### WHAT TO WORK ON
What is needed is the number of lines below that contain the string "spikes", with no other text.

### WORKING DATA
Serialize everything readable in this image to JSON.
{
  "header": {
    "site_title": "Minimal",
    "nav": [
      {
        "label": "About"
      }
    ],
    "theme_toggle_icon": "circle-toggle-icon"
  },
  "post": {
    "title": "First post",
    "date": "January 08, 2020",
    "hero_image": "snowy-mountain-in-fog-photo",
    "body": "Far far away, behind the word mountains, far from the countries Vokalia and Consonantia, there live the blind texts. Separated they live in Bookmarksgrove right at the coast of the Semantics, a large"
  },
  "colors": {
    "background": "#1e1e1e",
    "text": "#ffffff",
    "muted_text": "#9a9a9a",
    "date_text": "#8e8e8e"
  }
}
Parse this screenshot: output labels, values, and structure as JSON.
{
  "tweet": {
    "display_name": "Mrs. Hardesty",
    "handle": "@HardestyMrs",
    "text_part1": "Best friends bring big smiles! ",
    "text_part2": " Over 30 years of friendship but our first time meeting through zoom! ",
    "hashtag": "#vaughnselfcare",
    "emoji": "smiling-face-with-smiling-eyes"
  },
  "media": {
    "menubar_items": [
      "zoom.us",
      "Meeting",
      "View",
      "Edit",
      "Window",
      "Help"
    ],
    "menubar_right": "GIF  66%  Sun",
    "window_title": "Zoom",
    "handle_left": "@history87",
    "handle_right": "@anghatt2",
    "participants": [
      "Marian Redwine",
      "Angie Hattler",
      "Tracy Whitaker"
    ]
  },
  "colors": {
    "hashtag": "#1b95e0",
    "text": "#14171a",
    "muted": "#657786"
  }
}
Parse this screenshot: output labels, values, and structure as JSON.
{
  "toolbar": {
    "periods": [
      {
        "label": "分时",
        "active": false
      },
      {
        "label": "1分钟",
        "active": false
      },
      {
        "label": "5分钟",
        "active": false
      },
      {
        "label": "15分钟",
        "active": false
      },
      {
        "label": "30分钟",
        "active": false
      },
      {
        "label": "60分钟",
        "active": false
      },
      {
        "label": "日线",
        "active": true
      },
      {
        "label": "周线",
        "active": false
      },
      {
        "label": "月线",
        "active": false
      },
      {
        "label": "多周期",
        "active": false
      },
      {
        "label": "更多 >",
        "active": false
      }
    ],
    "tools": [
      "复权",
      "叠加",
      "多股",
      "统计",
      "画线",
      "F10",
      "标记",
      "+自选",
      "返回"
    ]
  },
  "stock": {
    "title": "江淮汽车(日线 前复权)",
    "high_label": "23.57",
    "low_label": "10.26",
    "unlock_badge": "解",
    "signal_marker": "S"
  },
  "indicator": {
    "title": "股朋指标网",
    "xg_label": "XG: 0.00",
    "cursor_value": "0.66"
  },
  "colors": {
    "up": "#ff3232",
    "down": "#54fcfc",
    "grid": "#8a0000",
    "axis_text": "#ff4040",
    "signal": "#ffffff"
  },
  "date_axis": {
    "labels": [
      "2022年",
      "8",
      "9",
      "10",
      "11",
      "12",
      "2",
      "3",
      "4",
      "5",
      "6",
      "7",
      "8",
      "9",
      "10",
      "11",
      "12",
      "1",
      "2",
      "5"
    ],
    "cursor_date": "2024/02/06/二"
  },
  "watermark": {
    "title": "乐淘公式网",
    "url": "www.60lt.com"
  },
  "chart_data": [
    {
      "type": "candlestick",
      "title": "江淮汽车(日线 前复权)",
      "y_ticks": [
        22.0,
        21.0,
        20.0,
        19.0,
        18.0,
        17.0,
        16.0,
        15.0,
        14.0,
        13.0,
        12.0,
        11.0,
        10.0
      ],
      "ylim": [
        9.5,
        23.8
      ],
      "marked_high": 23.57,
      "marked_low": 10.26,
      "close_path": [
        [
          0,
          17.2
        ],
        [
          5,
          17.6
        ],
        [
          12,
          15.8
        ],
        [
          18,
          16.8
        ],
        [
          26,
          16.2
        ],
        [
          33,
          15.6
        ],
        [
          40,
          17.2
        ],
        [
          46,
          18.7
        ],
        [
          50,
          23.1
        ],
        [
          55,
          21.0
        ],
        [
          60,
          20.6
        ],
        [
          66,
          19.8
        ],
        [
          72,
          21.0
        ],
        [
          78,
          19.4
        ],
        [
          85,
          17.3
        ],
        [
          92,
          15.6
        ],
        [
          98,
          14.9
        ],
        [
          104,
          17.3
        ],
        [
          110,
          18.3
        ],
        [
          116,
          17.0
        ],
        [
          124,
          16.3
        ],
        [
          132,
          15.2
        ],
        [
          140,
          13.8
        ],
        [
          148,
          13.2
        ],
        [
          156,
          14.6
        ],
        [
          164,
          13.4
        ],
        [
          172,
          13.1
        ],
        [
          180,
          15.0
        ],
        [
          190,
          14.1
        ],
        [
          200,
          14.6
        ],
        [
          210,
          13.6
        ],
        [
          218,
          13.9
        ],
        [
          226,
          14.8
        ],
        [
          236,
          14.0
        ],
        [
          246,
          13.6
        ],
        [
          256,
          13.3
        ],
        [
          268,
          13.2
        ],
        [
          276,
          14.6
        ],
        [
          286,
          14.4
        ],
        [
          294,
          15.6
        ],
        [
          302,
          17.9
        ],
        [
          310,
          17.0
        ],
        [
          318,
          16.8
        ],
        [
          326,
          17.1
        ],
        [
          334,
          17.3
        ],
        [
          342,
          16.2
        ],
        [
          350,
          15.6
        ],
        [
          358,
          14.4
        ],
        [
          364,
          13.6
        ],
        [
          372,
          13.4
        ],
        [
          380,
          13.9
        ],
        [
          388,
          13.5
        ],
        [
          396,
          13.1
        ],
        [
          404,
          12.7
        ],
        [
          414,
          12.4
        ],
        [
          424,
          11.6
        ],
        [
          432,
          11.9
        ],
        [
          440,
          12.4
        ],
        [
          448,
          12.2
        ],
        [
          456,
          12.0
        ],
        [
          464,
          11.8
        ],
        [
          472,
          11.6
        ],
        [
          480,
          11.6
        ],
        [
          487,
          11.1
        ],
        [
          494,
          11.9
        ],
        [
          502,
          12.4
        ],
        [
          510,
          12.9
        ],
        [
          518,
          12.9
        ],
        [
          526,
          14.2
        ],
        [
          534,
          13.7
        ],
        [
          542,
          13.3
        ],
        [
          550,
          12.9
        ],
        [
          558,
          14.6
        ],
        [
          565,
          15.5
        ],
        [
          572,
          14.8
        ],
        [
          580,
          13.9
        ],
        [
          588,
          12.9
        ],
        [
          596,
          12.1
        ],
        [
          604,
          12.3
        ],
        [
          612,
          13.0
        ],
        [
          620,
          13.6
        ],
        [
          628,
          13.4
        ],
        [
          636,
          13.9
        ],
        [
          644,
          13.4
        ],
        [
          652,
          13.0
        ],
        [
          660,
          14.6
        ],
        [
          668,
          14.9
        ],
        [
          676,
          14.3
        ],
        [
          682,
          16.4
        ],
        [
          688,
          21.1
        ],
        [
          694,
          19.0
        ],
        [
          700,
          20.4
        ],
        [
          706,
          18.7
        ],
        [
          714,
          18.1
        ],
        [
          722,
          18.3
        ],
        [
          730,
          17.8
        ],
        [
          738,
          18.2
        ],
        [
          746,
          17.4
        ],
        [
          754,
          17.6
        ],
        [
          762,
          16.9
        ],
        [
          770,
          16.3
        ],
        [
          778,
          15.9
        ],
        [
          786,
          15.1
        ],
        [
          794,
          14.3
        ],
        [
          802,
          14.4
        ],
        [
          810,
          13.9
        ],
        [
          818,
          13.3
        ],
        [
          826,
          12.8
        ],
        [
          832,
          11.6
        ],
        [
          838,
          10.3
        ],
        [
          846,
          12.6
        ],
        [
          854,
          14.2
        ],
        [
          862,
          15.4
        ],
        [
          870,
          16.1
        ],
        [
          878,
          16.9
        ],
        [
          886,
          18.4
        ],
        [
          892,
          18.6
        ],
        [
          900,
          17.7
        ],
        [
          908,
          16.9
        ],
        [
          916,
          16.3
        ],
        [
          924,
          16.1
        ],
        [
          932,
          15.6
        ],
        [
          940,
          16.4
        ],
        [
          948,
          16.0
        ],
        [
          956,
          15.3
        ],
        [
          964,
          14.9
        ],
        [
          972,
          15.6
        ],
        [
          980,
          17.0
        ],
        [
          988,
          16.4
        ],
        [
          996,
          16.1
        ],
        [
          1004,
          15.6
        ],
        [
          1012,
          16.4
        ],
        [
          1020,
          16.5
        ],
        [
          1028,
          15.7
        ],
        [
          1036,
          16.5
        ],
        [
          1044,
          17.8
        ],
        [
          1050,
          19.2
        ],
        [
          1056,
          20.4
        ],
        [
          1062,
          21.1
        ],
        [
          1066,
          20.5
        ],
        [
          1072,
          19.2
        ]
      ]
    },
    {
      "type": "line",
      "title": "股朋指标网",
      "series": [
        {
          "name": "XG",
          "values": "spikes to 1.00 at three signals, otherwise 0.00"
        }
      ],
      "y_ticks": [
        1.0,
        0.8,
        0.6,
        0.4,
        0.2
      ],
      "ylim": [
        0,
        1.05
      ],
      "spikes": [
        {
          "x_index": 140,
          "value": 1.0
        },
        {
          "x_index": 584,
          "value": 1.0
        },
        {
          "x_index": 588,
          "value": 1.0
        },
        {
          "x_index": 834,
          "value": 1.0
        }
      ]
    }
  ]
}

### YOUR SOLUTION
2